Losing Faith

This past year has been an amazing one for me, but not in a positive way. I am impressed by the sheer number of trials and tests I have endured and continue to experience, and most of the testing began when I became more involved at a church.

When I got the opportunity to work full-time at a place of worship, I remember feeling elated. I had moved to Texas for a change, to get closer to God and find a community that shared my faith, and this community sort of fell into my lap. After three rounds of interviews, I was selected, and I felt God had qualified me to work there.

During the interview process, I was honest about my background, where I was on my journey towards Christ, and how I came from a background that was less conservative than the community I’d be serving. The hiring team assured me that these qualities were my strengths and so I felt the job was a gift from God. After a meandering start in Texas, I felt everything was about to settle.

Dear friends, don’t be surprised at the fiery trials you are going through, as if something strange were happening to you.

1 Peter 4:12 (NLT)

However, within a week of working at the church, I experienced conflict. I learned that many of the female elders did not like me much, they assumed since I was younger and single, that I was a threat to their marriages. They also took it upon themselves to tell others not to trust me, and often, I could overhear them whispering about me while in a huddle. They never made me feel welcomed, only shut out.

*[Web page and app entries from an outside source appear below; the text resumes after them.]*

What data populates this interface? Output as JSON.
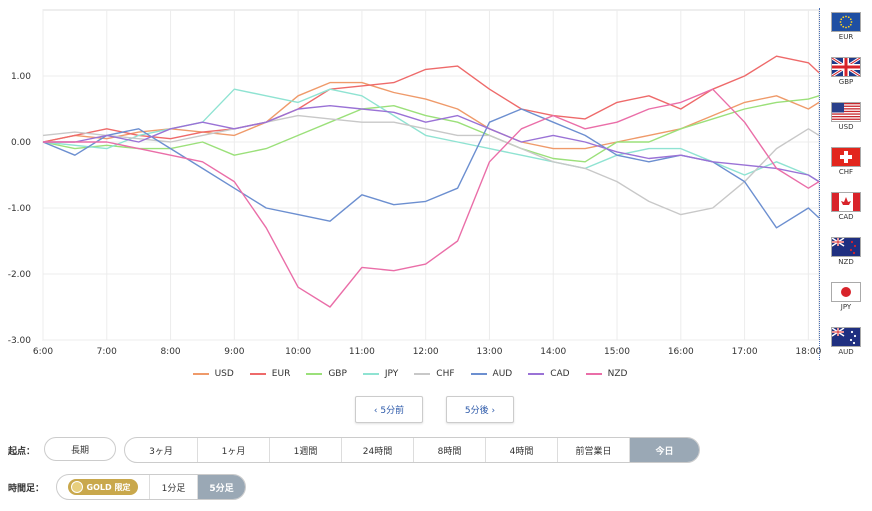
{
  "chart_data": {
    "type": "line",
    "x_ticks": [
      "6:00",
      "7:00",
      "8:00",
      "9:00",
      "10:00",
      "11:00",
      "12:00",
      "13:00",
      "14:00",
      "15:00",
      "16:00",
      "17:00",
      "18:00"
    ],
    "y_ticks": [
      "1.00",
      "0.00",
      "-1.00",
      "-2.00",
      "-3.00"
    ],
    "xlim": [
      "6:00",
      "18:10"
    ],
    "ylim": [
      -3.0,
      2.0
    ],
    "grid": true,
    "legend_position": "bottom",
    "x": [
      "6:00",
      "6:30",
      "7:00",
      "7:30",
      "8:00",
      "8:30",
      "9:00",
      "9:30",
      "10:00",
      "10:30",
      "11:00",
      "11:30",
      "12:00",
      "12:30",
      "13:00",
      "13:30",
      "14:00",
      "14:30",
      "15:00",
      "15:30",
      "16:00",
      "16:30",
      "17:00",
      "17:30",
      "18:00",
      "18:10"
    ],
    "series": [
      {
        "name": "USD",
        "color": "#ef9a6a",
        "values": [
          0.0,
          0.1,
          0.05,
          0.15,
          0.2,
          0.15,
          0.1,
          0.3,
          0.7,
          0.9,
          0.9,
          0.75,
          0.65,
          0.5,
          0.2,
          0.0,
          -0.1,
          -0.1,
          0.0,
          0.1,
          0.2,
          0.4,
          0.6,
          0.7,
          0.5,
          0.6
        ]
      },
      {
        "name": "EUR",
        "color": "#ee6a6a",
        "values": [
          0.0,
          0.1,
          0.2,
          0.1,
          0.05,
          0.15,
          0.2,
          0.3,
          0.5,
          0.8,
          0.85,
          0.9,
          1.1,
          1.15,
          0.8,
          0.5,
          0.4,
          0.35,
          0.6,
          0.7,
          0.5,
          0.8,
          1.0,
          1.3,
          1.2,
          1.05
        ]
      },
      {
        "name": "GBP",
        "color": "#9be07a",
        "values": [
          0.0,
          -0.1,
          -0.05,
          -0.1,
          -0.1,
          0.0,
          -0.2,
          -0.1,
          0.1,
          0.3,
          0.5,
          0.55,
          0.4,
          0.3,
          0.1,
          -0.1,
          -0.25,
          -0.3,
          0.0,
          0.0,
          0.2,
          0.35,
          0.5,
          0.6,
          0.65,
          0.7
        ]
      },
      {
        "name": "JPY",
        "color": "#8fe3d2",
        "values": [
          0.0,
          -0.05,
          -0.1,
          0.1,
          0.2,
          0.3,
          0.8,
          0.7,
          0.6,
          0.8,
          0.7,
          0.4,
          0.1,
          0.0,
          -0.1,
          -0.2,
          -0.3,
          -0.4,
          -0.2,
          -0.1,
          -0.1,
          -0.3,
          -0.5,
          -0.3,
          -0.5,
          -0.6
        ]
      },
      {
        "name": "CHF",
        "color": "#c8c8c8",
        "values": [
          0.1,
          0.15,
          0.1,
          0.05,
          0.0,
          0.1,
          0.2,
          0.3,
          0.4,
          0.35,
          0.3,
          0.3,
          0.2,
          0.1,
          0.1,
          -0.1,
          -0.3,
          -0.4,
          -0.6,
          -0.9,
          -1.1,
          -1.0,
          -0.6,
          -0.1,
          0.2,
          0.1
        ]
      },
      {
        "name": "AUD",
        "color": "#6c8fd0",
        "values": [
          0.0,
          -0.2,
          0.1,
          0.2,
          -0.1,
          -0.4,
          -0.7,
          -1.0,
          -1.1,
          -1.2,
          -0.8,
          -0.95,
          -0.9,
          -0.7,
          0.3,
          0.5,
          0.3,
          0.1,
          -0.2,
          -0.3,
          -0.2,
          -0.3,
          -0.6,
          -1.3,
          -1.0,
          -1.15
        ]
      },
      {
        "name": "CAD",
        "color": "#9a72d6",
        "values": [
          0.0,
          0.0,
          0.1,
          0.0,
          0.2,
          0.3,
          0.2,
          0.3,
          0.5,
          0.55,
          0.5,
          0.45,
          0.3,
          0.4,
          0.2,
          0.0,
          0.1,
          0.0,
          -0.15,
          -0.25,
          -0.2,
          -0.3,
          -0.35,
          -0.4,
          -0.5,
          -0.6
        ]
      },
      {
        "name": "NZD",
        "color": "#ea6ea8",
        "values": [
          0.0,
          0.0,
          0.0,
          -0.1,
          -0.2,
          -0.3,
          -0.6,
          -1.3,
          -2.2,
          -2.5,
          -1.9,
          -1.95,
          -1.85,
          -1.5,
          -0.3,
          0.2,
          0.4,
          0.2,
          0.3,
          0.5,
          0.6,
          0.8,
          0.3,
          -0.4,
          -0.7,
          -0.6
        ]
      }
    ]
  },
  "flags": [
    {
      "code": "EUR",
      "bg": "#1f4fa3",
      "icon": "eu-flag-icon"
    },
    {
      "code": "GBP",
      "bg": "#1f3a8a",
      "icon": "uk-flag-icon"
    },
    {
      "code": "USD",
      "bg": "#ffffff",
      "icon": "us-flag-icon"
    },
    {
      "code": "CHF",
      "bg": "#e2261d",
      "icon": "swiss-flag-icon"
    },
    {
      "code": "CAD",
      "bg": "#ffffff",
      "icon": "canada-flag-icon"
    },
    {
      "code": "NZD",
      "bg": "#1f2f80",
      "icon": "nz-flag-icon"
    },
    {
      "code": "JPY",
      "bg": "#ffffff",
      "icon": "japan-flag-icon"
    },
    {
      "code": "AUD",
      "bg": "#1f2f80",
      "icon": "australia-flag-icon"
    }
  ],
  "nav": {
    "prev_label": "‹ 5分前",
    "next_label": "5分後 ›"
  },
  "origin": {
    "label": "起点：",
    "first": "長期",
    "items": [
      "3ヶ月",
      "1ヶ月",
      "1週間",
      "24時間",
      "8時間",
      "4時間",
      "前営業日",
      "今日"
    ],
    "active": "今日"
  },
  "timeframe": {
    "label": "時間足：",
    "gold_text": "GOLD 限定",
    "items": [
      "1分足",
      "5分足"
    ],
    "active": "5分足"
  }
}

Then the rumors began to spread about me, which was surprising. Not only because I was new to town, new to the church, and also not at all like the girl they were describing, but also because these rumors were being spread in a place that was supposed to be holy and originated from a church leader. I remember feeling like I had no one to speak to about it. I was warned not to involve the senior pastor in anything, I didn’t have friends in Texas, my friends from home weren’t strong in faith, my mother had warned me not to work at a church and my boss was a thorn in my side.

I made the assumption that a church was a home, a happy home, full of not-so-perfect people, but at least nice ones. How naive of me.

My direct supervisor was the most difficult person I had ever worked with in my life. He would yell at me often, for things outside of my control or because he had dropped the ball on something. He would get into my personal space and belittle me. He often forgot to assign me tasks, so when I inquired about them, he’d become even angrier. Whenever I would try to step up and take on more assignments, offer a new idea or try to serve the church in a new capacity, he would reject it. Every day I felt small. Every day I felt encaged.

I remember arriving to work with a knot in my stomach on a daily basis. I would enter the church hoping to hear that my supervisor was sick or out of town, only then, when I was informed he wouldn’t be around, would I relax.

He wasn’t the only man who made me feel small though. I come from a culture that still treats women as inferior to men. We’re often told to keep our mouths shut as women. We’re often reminded that our worth is only in our looks, the kitchen or in bearing children, nothing else. Many women from my background make themselves shine less by exiting the workforce or not continuing their studies in order to appease their partners. Sacrificing our success is seen as the ultimate virtue, unfortunately.

Several of the men at my church, some married, others in relationships, few single, would stand around in the area I was stationed, talking ruthlessly about the women who came in-and-out of the establishment. They would rate their looks harshly, discuss what they imagined they could get away with doing to them, and actually attempt said things, all within earshot of me. Sometimes I was the subject of their conversations, and even though I felt incredibly uncomfortable, I was forced to smile through it. I had complained about the groups of men who spoke about women as if they were objects before, and was quickly told that men would be men.

Eventually, things began to intensify. My boss became more emboldened to denigrate me, to the point I felt like I was in a verbally abusive work relationship. More rumors about me and unsuspecting women continued to spread around the church, and more men felt empowered to misbehave. I felt myself moving further and further away from the confident person I once was and this realization saddened me. I also felt tired of having to pretend that the church I served was perfect and confused about why God had wanted me there.

I was over plastering a smile on my face so no one would suspect I was miserable. I was tired of pretending to respect people who would live their lives as if they never knew God. And I was tired of trying so hard to be meek, unseen, and silent against maltreatment and injustices. And so, after a morning of my boss verbally lashing me, I walked out of the church. But things quickly changed for the worse and I found myself questioning God and my faith.

Have you ever found yourself questioning God? I’ll tell you more about my experience in the next post and how it led me to my purpose and creating this blog.